In my personal experience, the small businesses claiming that Yelp or a competitor are targeting them with bad reviews are full of it. I just go look up their BBB score and almost always see the same types of complaints against the business there. There generally is agreement between a trip advisor rating and a yelp score as well. Sometimes its hard for people to look at their operation and realize they truly do suck. You see it all the time on those reality shows called "Kitchen Disasters" or "Save my Restaurant" with that foreign chap from Hell's Kitchen. They always think they are rock stars and have no idea why their business is failing when dude shows up.
I have yet to come across a business with multiple well-written (a couple of paragraphs with concrete examples) bad reviews that were legitimately attacks and falsehoods made up by competitors. Granted it's possible, but in my multiple years as a yelper "elite" and with the ~500 or so reviews I've written, I haven't seen it. When people take the time to leave lengthy negative reviews, they are usually legit.
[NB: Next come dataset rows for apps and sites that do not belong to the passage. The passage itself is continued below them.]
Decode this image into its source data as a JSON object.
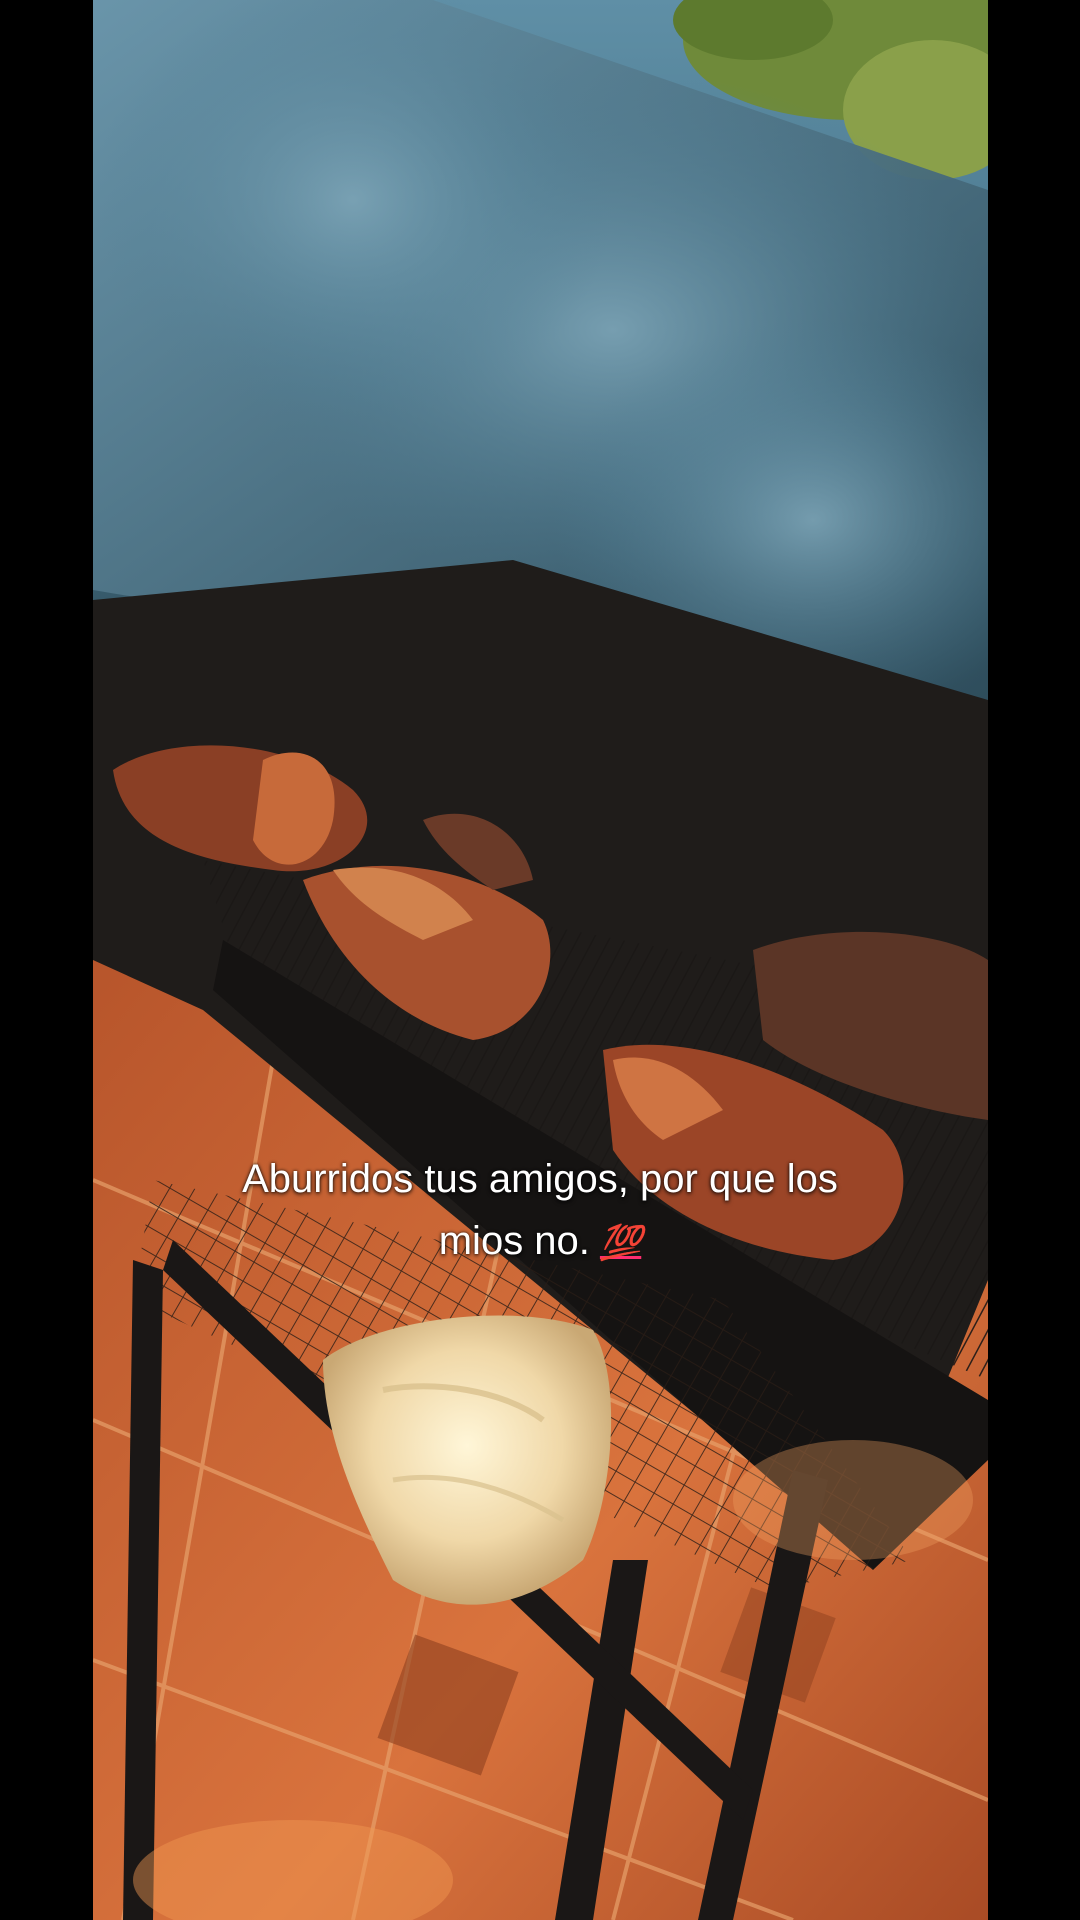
{
  "caption": {
    "line1": "Aburridos tus amigos, por que los",
    "line2": "mios no.",
    "emoji": "💯",
    "emoji_icon": "hundred-points-icon"
  },
  "colors": {
    "letterbox": "#000000",
    "smoke": "#4f7f96",
    "tile": "#c2602f",
    "meat": "#9a4a2c",
    "grill": "#1d1b1a",
    "caption_text": "#ffffff",
    "emoji": "#ff2d6f"
  }
}
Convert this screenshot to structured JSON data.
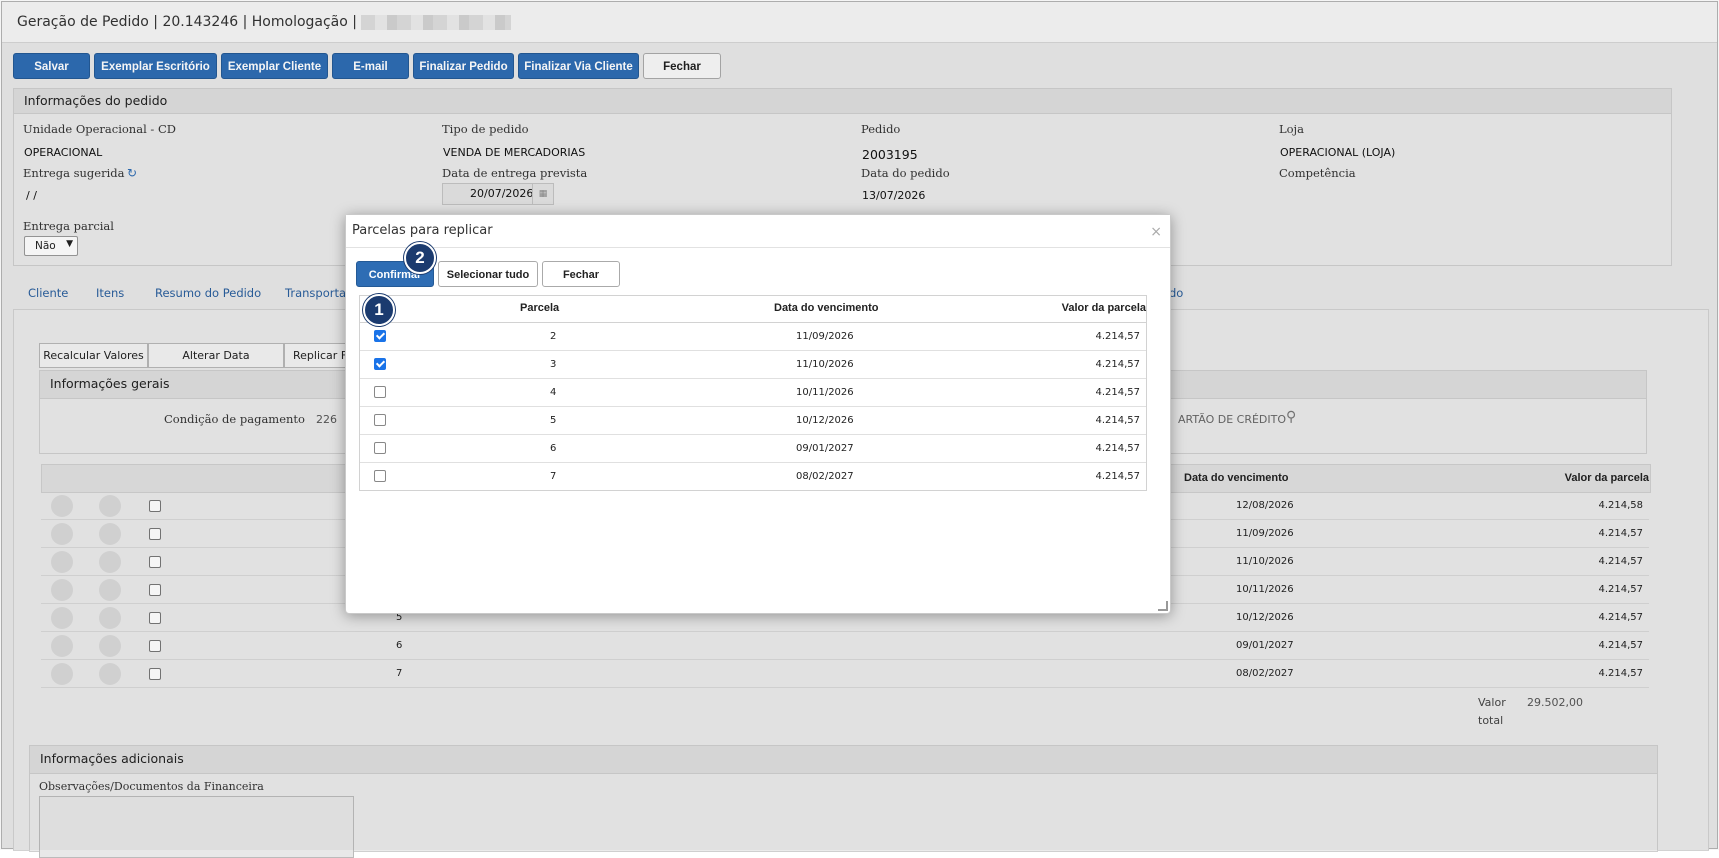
{
  "window": {
    "title": "Geração de Pedido | 20.143246 | Homologação |"
  },
  "toolbar": {
    "buttons": [
      "Salvar",
      "Exemplar Escritório",
      "Exemplar Cliente",
      "E-mail",
      "Finalizar Pedido",
      "Finalizar Via Cliente",
      "Fechar"
    ]
  },
  "order_info": {
    "heading": "Informações do pedido",
    "fields": {
      "unidade_label": "Unidade Operacional - CD",
      "unidade_value": "OPERACIONAL",
      "tipo_label": "Tipo de pedido",
      "tipo_value": "VENDA DE MERCADORIAS",
      "pedido_label": "Pedido",
      "pedido_value": "2003195",
      "loja_label": "Loja",
      "loja_value": "OPERACIONAL (LOJA)",
      "entrega_sugerida_label": "Entrega sugerida",
      "entrega_sugerida_value": "/ /",
      "data_entrega_label": "Data de entrega prevista",
      "data_entrega_value": "20/07/2026",
      "data_pedido_label": "Data do pedido",
      "data_pedido_value": "13/07/2026",
      "competencia_label": "Competência",
      "entrega_parcial_label": "Entrega parcial",
      "entrega_parcial_value": "Não"
    }
  },
  "tabs": [
    "Cliente",
    "Itens",
    "Resumo do Pedido",
    "Transportac",
    "do"
  ],
  "payment": {
    "buttons": [
      "Recalcular Valores",
      "Alterar Data Vencimento",
      "Replicar Fo"
    ],
    "general_heading": "Informações gerais",
    "condicao_label": "Condição de pagamento",
    "condicao_value": "226",
    "cartao_text": "ARTÃO DE CRÉDITO",
    "col_data": "Data do vencimento",
    "col_valor": "Valor da parcela",
    "rows": [
      {
        "parcela": "",
        "data": "12/08/2026",
        "valor": "4.214,58"
      },
      {
        "parcela": "",
        "data": "11/09/2026",
        "valor": "4.214,57"
      },
      {
        "parcela": "",
        "data": "11/10/2026",
        "valor": "4.214,57"
      },
      {
        "parcela": "",
        "data": "10/11/2026",
        "valor": "4.214,57"
      },
      {
        "parcela": "5",
        "data": "10/12/2026",
        "valor": "4.214,57"
      },
      {
        "parcela": "6",
        "data": "09/01/2027",
        "valor": "4.214,57"
      },
      {
        "parcela": "7",
        "data": "08/02/2027",
        "valor": "4.214,57"
      }
    ],
    "total_label_1": "Valor",
    "total_label_2": "total",
    "total_value": "29.502,00"
  },
  "additional": {
    "heading": "Informações adicionais",
    "obs_label": "Observações/Documentos da Financeira"
  },
  "modal": {
    "title": "Parcelas para replicar",
    "close_glyph": "×",
    "buttons": [
      "Confirmar",
      "Selecionar tudo",
      "Fechar"
    ],
    "columns": [
      "Parcela",
      "Data do vencimento",
      "Valor da parcela"
    ],
    "rows": [
      {
        "parcela": "2",
        "data": "11/09/2026",
        "valor": "4.214,57",
        "checked": true
      },
      {
        "parcela": "3",
        "data": "11/10/2026",
        "valor": "4.214,57",
        "checked": true
      },
      {
        "parcela": "4",
        "data": "10/11/2026",
        "valor": "4.214,57",
        "checked": false
      },
      {
        "parcela": "5",
        "data": "10/12/2026",
        "valor": "4.214,57",
        "checked": false
      },
      {
        "parcela": "6",
        "data": "09/01/2027",
        "valor": "4.214,57",
        "checked": false
      },
      {
        "parcela": "7",
        "data": "08/02/2027",
        "valor": "4.214,57",
        "checked": false
      }
    ]
  },
  "badges": [
    "1",
    "2"
  ],
  "colors": {
    "primary": "#2e6db4",
    "badge": "#1b3b6f",
    "link": "#2a5f9e"
  }
}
I always buy a used book from Amazon. Anyone paying full sticker at the campus book store is getting robbed. Last years edition is almost always fine (unless the instructor is using the accompanying courseware - but generally my school has stayed away from that). The ebooks especially are a bad deal since you just rent them and can't re-sell them.
For my statistics class this fall the text is: Statistical Techniques in Business and Economics 16th Edition, ISBN 0078020522. $292 at the campus bookstore, $248 new at Amazon, $227 used at Amazon. Previous edition (15e - approved by Instructor) used at Amazon? $44 bucks.
I've done this through all 4 years of school and am about to graduate. Only twice did I have instructors require the on-line courseware. At $100 bucks a pop, it was still cheaper just to buy the code by itself and go with the older edition book.
As the lake is above sea level, apparently (IANA Civil Engineer) this will keep the salt out as the lake will just drain to the sea. Apparently. This is what the construction propaganda says anyway.
Plenty of iOS apps do a trial period. I've had apps that limit the functionality after 30 days unless you pay in-app to unlock it. I've had photo apps that allow you to use all the filters for free for 'x' number of pictures to sample them and then you had to in-app purchase them to keep using them. And just last night I downloaded Revolution 60 (excellent game BTW) and you get the whole game but there's a countdown timer. After an hour of playtime you have to pay for it via in-app purchase or it stops working and won't read your save file.
I don't know, it's ultimately Sony vs Facebook here. It's really more of a lesser of two evils type of thing....
I have 4 Ikea CFL's from 2006 still going strong (out of a 6 pack, the other two went outside on the front and back door and died a horrible immediate death in a motion light). I also have a LED bulb from 2010 in constant use working well. I have a handful more sitting in a package that I can't use because the ceiling fan is on a dimmer. I don't know if I'll ever get to them.